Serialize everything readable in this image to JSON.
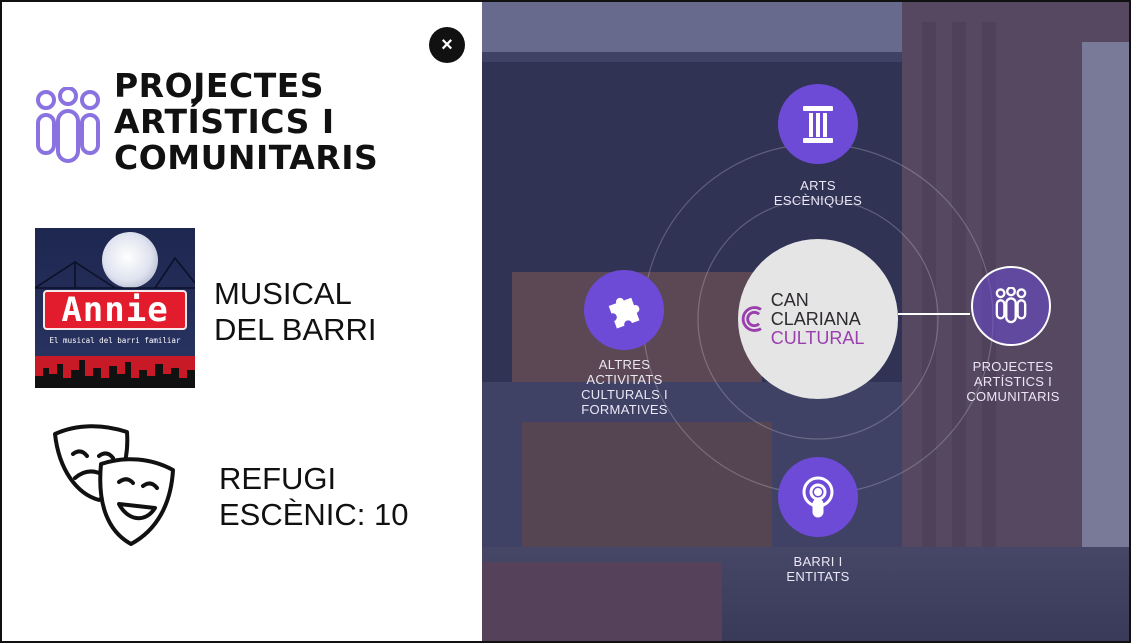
{
  "panel": {
    "title_line1": "PROJECTES",
    "title_line2": "ARTÍSTICS I",
    "title_line3": "COMUNITARIS",
    "close_label": "×",
    "items": [
      {
        "label_line1": "MUSICAL",
        "label_line2": "DEL BARRI",
        "image_title": "Annie",
        "image_subtitle": "El musical del barri familiar"
      },
      {
        "label_line1": "REFUGI",
        "label_line2": "ESCÈNIC: 10",
        "icon": "theater-masks-icon"
      }
    ]
  },
  "map": {
    "center_line1": "CAN CLARIANA",
    "center_line2": "CULTURAL",
    "nodes": [
      {
        "label_line1": "ARTS",
        "label_line2": "ESCÈNIQUES",
        "label_line3": "",
        "label_line4": "",
        "icon": "column-icon"
      },
      {
        "label_line1": "ALTRES",
        "label_line2": "ACTIVITATS",
        "label_line3": "CULTURALS I",
        "label_line4": "FORMATIVES",
        "icon": "puzzle-icon"
      },
      {
        "label_line1": "PROJECTES",
        "label_line2": "ARTÍSTICS I",
        "label_line3": "COMUNITARIS",
        "label_line4": "",
        "icon": "people-icon"
      },
      {
        "label_line1": "BARRI I",
        "label_line2": "ENTITATS",
        "label_line3": "",
        "label_line4": "",
        "icon": "podcast-icon"
      }
    ]
  },
  "colors": {
    "accent": "#6d4bd6",
    "icon_lilac": "#8a73e0",
    "brand_purple": "#9a3fae",
    "annie_red": "#e21c2c"
  }
}
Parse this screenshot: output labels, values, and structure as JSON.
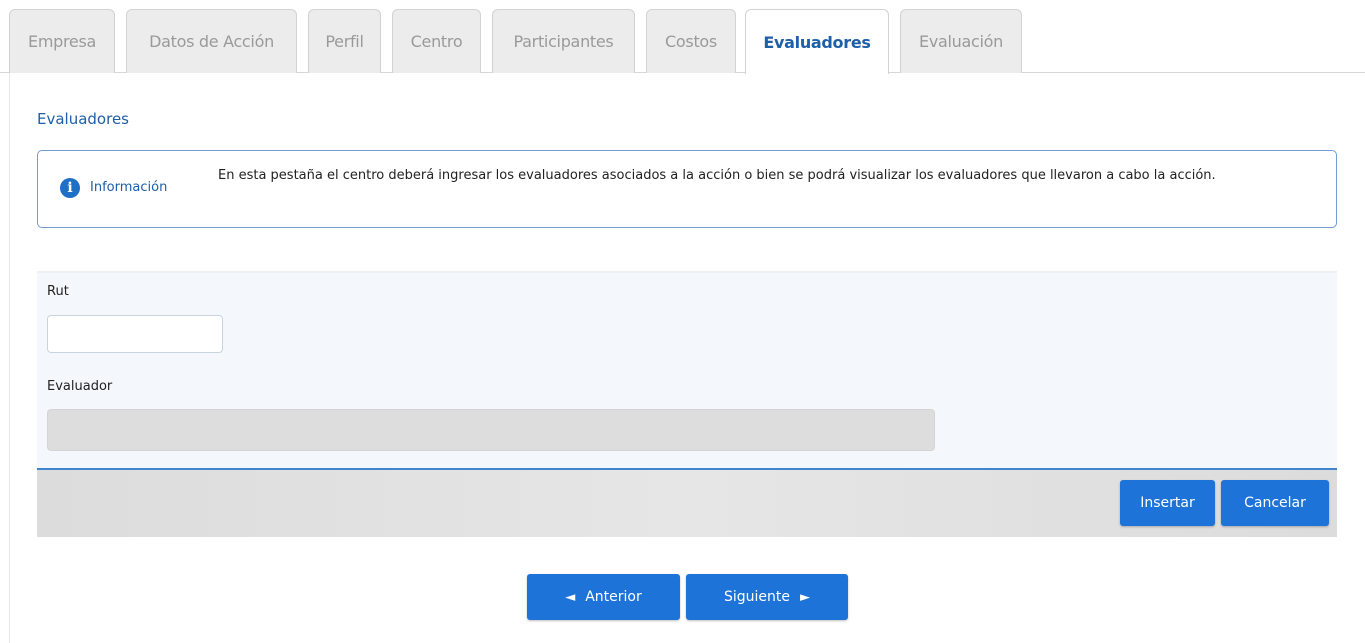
{
  "tabs": [
    {
      "label": "Empresa"
    },
    {
      "label": "Datos de Acción"
    },
    {
      "label": "Perfil"
    },
    {
      "label": "Centro"
    },
    {
      "label": "Participantes"
    },
    {
      "label": "Costos"
    },
    {
      "label": "Evaluadores"
    },
    {
      "label": "Evaluación"
    }
  ],
  "active_tab": "Evaluadores",
  "section": {
    "title": "Evaluadores"
  },
  "info": {
    "icon": "info-icon",
    "label": "Información",
    "text": "En esta pestaña el centro deberá ingresar los evaluadores asociados a la acción o bien se podrá visualizar los evaluadores que llevaron a cabo la acción."
  },
  "form": {
    "rut_label": "Rut",
    "rut_value": "",
    "evaluador_label": "Evaluador",
    "evaluador_value": ""
  },
  "actions": {
    "insert_label": "Insertar",
    "cancel_label": "Cancelar"
  },
  "nav": {
    "prev_label": "Anterior",
    "prev_arrow": "◄",
    "next_label": "Siguiente",
    "next_arrow": "►"
  },
  "colors": {
    "accent": "#1e73d8",
    "title": "#1d5fa8",
    "panel": "#f4f7fc"
  }
}
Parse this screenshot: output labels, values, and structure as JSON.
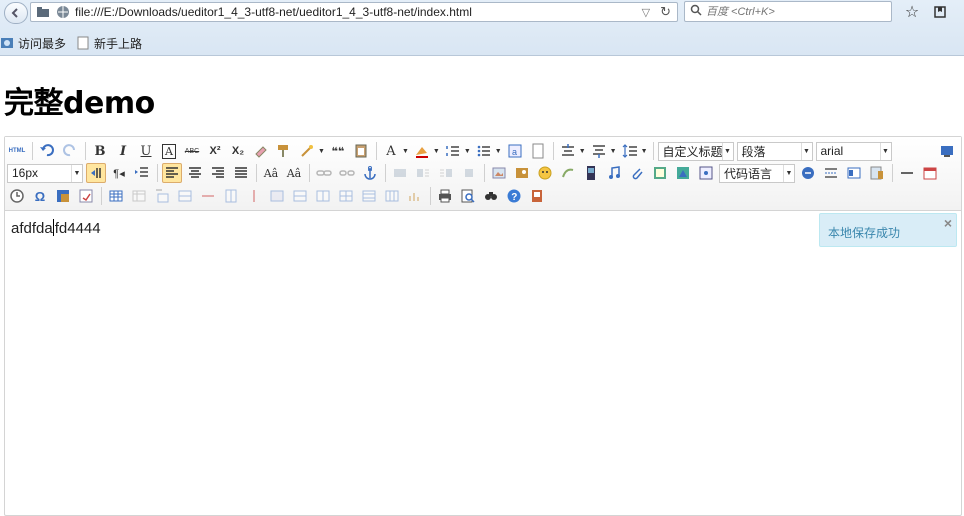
{
  "browser": {
    "url": "file:///E:/Downloads/ueditor1_4_3-utf8-net/ueditor1_4_3-utf8-net/index.html",
    "search_placeholder": "百度 <Ctrl+K>",
    "bookmarks": [
      "访问最多",
      "新手上路"
    ]
  },
  "page": {
    "title": "完整demo"
  },
  "editor": {
    "toolbar": {
      "html_label": "HTML",
      "bold": "B",
      "italic": "I",
      "underline": "U",
      "fontborder": "A",
      "strikethrough": "ABC",
      "superscript": "X²",
      "subscript": "X₂",
      "blockquote": "❝❝",
      "custom_style": "自定义标题",
      "paragraph": "段落",
      "font_family": "arial",
      "font_size": "16px",
      "code_lang": "代码语言"
    },
    "content_before_caret": "afdfda",
    "content_after_caret": "fd4444",
    "toast": "本地保存成功",
    "toast_close": "×"
  }
}
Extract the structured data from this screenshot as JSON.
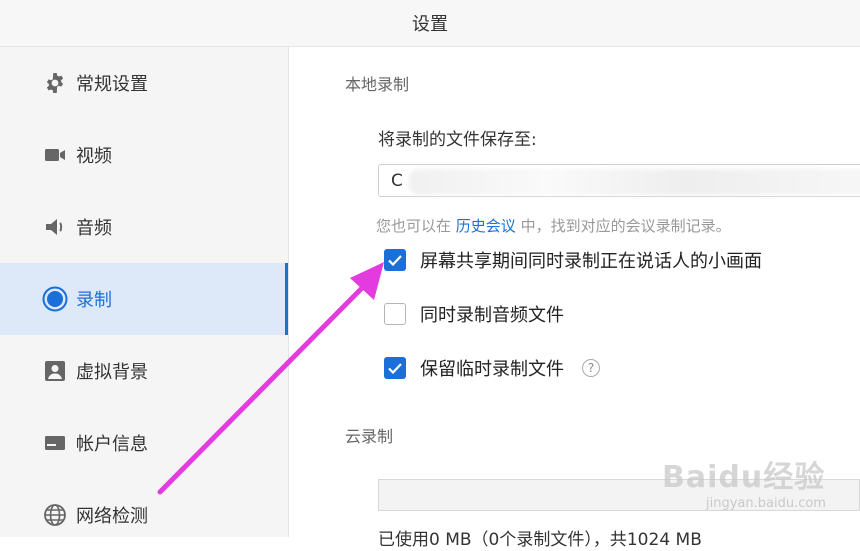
{
  "window": {
    "title": "设置"
  },
  "sidebar": {
    "items": [
      {
        "label": "常规设置",
        "icon": "gear-icon"
      },
      {
        "label": "视频",
        "icon": "video-camera-icon"
      },
      {
        "label": "音频",
        "icon": "speaker-icon"
      },
      {
        "label": "录制",
        "icon": "record-icon",
        "active": true
      },
      {
        "label": "虚拟背景",
        "icon": "portrait-icon"
      },
      {
        "label": "帐户信息",
        "icon": "id-card-icon"
      },
      {
        "label": "网络检测",
        "icon": "globe-icon"
      }
    ]
  },
  "local": {
    "section_title": "本地录制",
    "save_label": "将录制的文件保存至:",
    "path_value": "C",
    "hint_prefix": "您也可以在",
    "hint_link": "历史会议",
    "hint_suffix": "中，找到对应的会议录制记录。",
    "options": [
      {
        "label": "屏幕共享期间同时录制正在说话人的小画面",
        "checked": true
      },
      {
        "label": "同时录制音频文件",
        "checked": false
      },
      {
        "label": "保留临时录制文件",
        "checked": true
      }
    ]
  },
  "cloud": {
    "section_title": "云录制",
    "usage": "已使用0 MB（0个录制文件），共1024 MB"
  },
  "watermark": {
    "brand": "Baidu经验",
    "url": "jingyan.baidu.com"
  },
  "colors": {
    "accent": "#1b6fd8",
    "annotation_arrow": "#e43be0"
  }
}
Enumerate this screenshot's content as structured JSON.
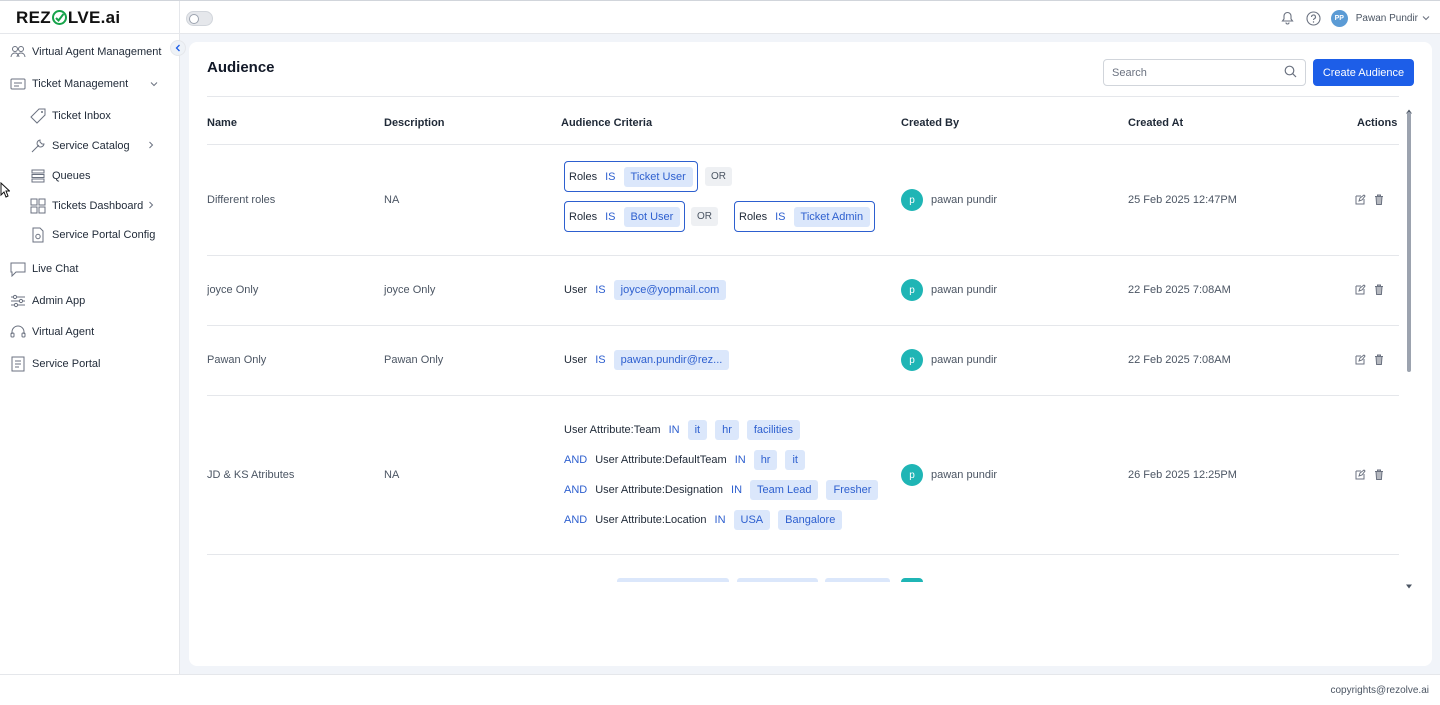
{
  "app": {
    "logo": "REZOLVE.ai",
    "logo_prefix": "REZ",
    "logo_suffix": "LVE.ai"
  },
  "header": {
    "user_initials": "PP",
    "user_name": "Pawan Pundir"
  },
  "sidebar": {
    "items": [
      {
        "label": "Virtual Agent Management",
        "icon": "users-icon"
      },
      {
        "label": "Ticket Management",
        "icon": "ticket-management-icon"
      },
      {
        "label": "Ticket Inbox",
        "icon": "tag-icon"
      },
      {
        "label": "Service Catalog",
        "icon": "wrench-icon"
      },
      {
        "label": "Queues",
        "icon": "stack-icon"
      },
      {
        "label": "Tickets Dashboard",
        "icon": "grid-icon"
      },
      {
        "label": "Service Portal Config",
        "icon": "document-gear-icon"
      },
      {
        "label": "Live Chat",
        "icon": "chat-icon"
      },
      {
        "label": "Admin App",
        "icon": "sliders-icon"
      },
      {
        "label": "Virtual Agent",
        "icon": "headset-icon"
      },
      {
        "label": "Service Portal",
        "icon": "portal-icon"
      }
    ]
  },
  "page": {
    "title": "Audience",
    "search_placeholder": "Search",
    "create_label": "Create Audience"
  },
  "table": {
    "columns": [
      "Name",
      "Description",
      "Audience Criteria",
      "Created By",
      "Created At",
      "Actions"
    ],
    "rows": [
      {
        "name": "Different roles",
        "description": "NA",
        "criteria": {
          "g1": {
            "label": "Roles",
            "op": "IS",
            "value": "Ticket User"
          },
          "or1": "OR",
          "g2": {
            "label": "Roles",
            "op": "IS",
            "value": "Bot User"
          },
          "or2": "OR",
          "g3": {
            "label": "Roles",
            "op": "IS",
            "value": "Ticket Admin"
          }
        },
        "avatar": "p",
        "created_by": "pawan pundir",
        "created_at": "25 Feb 2025 12:47PM"
      },
      {
        "name": "joyce Only",
        "description": "joyce Only",
        "criteria": {
          "label": "User",
          "op": "IS",
          "value": "joyce@yopmail.com"
        },
        "avatar": "p",
        "created_by": "pawan pundir",
        "created_at": "22 Feb 2025 7:08AM"
      },
      {
        "name": "Pawan Only",
        "description": "Pawan Only",
        "criteria": {
          "label": "User",
          "op": "IS",
          "value": "pawan.pundir@rez..."
        },
        "avatar": "p",
        "created_by": "pawan pundir",
        "created_at": "22 Feb 2025 7:08AM"
      },
      {
        "name": "JD & KS Atributes",
        "description": "NA",
        "criteria": {
          "l1": {
            "label": "User Attribute:Team",
            "op": "IN",
            "values": [
              "it",
              "hr",
              "facilities"
            ]
          },
          "l2": {
            "conj": "AND",
            "label": "User Attribute:DefaultTeam",
            "op": "IN",
            "values": [
              "hr",
              "it"
            ]
          },
          "l3": {
            "conj": "AND",
            "label": "User Attribute:Designation",
            "op": "IN",
            "values": [
              "Team Lead",
              "Fresher"
            ]
          },
          "l4": {
            "conj": "AND",
            "label": "User Attribute:Location",
            "op": "IN",
            "values": [
              "USA",
              "Bangalore"
            ]
          }
        },
        "avatar": "p",
        "created_by": "pawan pundir",
        "created_at": "26 Feb 2025 12:25PM"
      }
    ]
  },
  "footer": {
    "copyright": "copyrights@rezolve.ai"
  },
  "colors": {
    "primary": "#1d5ee8",
    "chip_bg": "#dbe7fb",
    "chip_text": "#2d5fcf",
    "avatar": "#1fb5b5",
    "background": "#f1f4f9"
  }
}
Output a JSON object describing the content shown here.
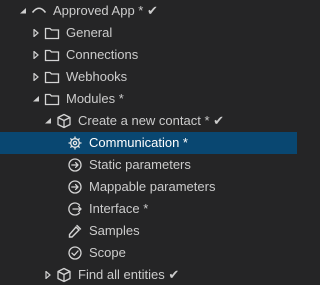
{
  "tree": {
    "root": {
      "label": "Approved App * ✔"
    },
    "general": {
      "label": "General"
    },
    "connections": {
      "label": "Connections"
    },
    "webhooks": {
      "label": "Webhooks"
    },
    "modules": {
      "label": "Modules *"
    },
    "create_contact": {
      "label": "Create a new contact * ✔"
    },
    "communication": {
      "label": "Communication *"
    },
    "static_parameters": {
      "label": "Static parameters"
    },
    "mappable_parameters": {
      "label": "Mappable parameters"
    },
    "interface": {
      "label": "Interface *"
    },
    "samples": {
      "label": "Samples"
    },
    "scope": {
      "label": "Scope"
    },
    "find_all_entities": {
      "label": "Find all entities ✔"
    }
  },
  "colors": {
    "background": "#252526",
    "selection": "#094771",
    "text": "#cccccc",
    "icon": "#d4d4d4"
  }
}
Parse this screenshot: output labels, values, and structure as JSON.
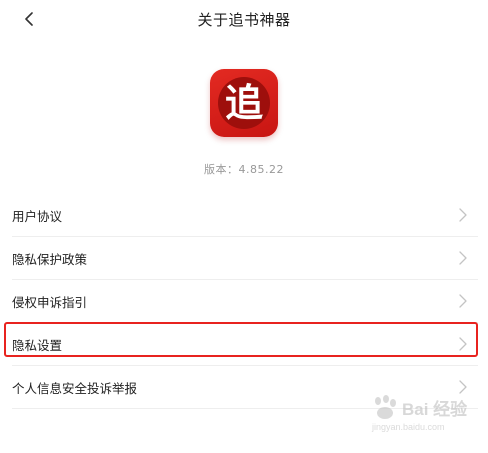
{
  "header": {
    "title": "关于追书神器",
    "back_icon": "chevron-left-icon"
  },
  "app": {
    "logo_char": "追",
    "version_label": "版本：",
    "version_value": "4.85.22",
    "brand_color": "#d81e1a"
  },
  "menu": {
    "items": [
      {
        "label": "用户协议"
      },
      {
        "label": "隐私保护政策"
      },
      {
        "label": "侵权申诉指引"
      },
      {
        "label": "隐私设置"
      },
      {
        "label": "个人信息安全投诉举报"
      }
    ],
    "highlighted_index": 3,
    "highlight_color": "#e8231f"
  },
  "watermark": {
    "text": "Bai 经验",
    "sub": "jingyan.baidu.com"
  }
}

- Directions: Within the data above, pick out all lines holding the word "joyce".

- Task solution:
        "name": "joyce Only",
        "description": "joyce Only",
          "value": "joyce@yopmail.com"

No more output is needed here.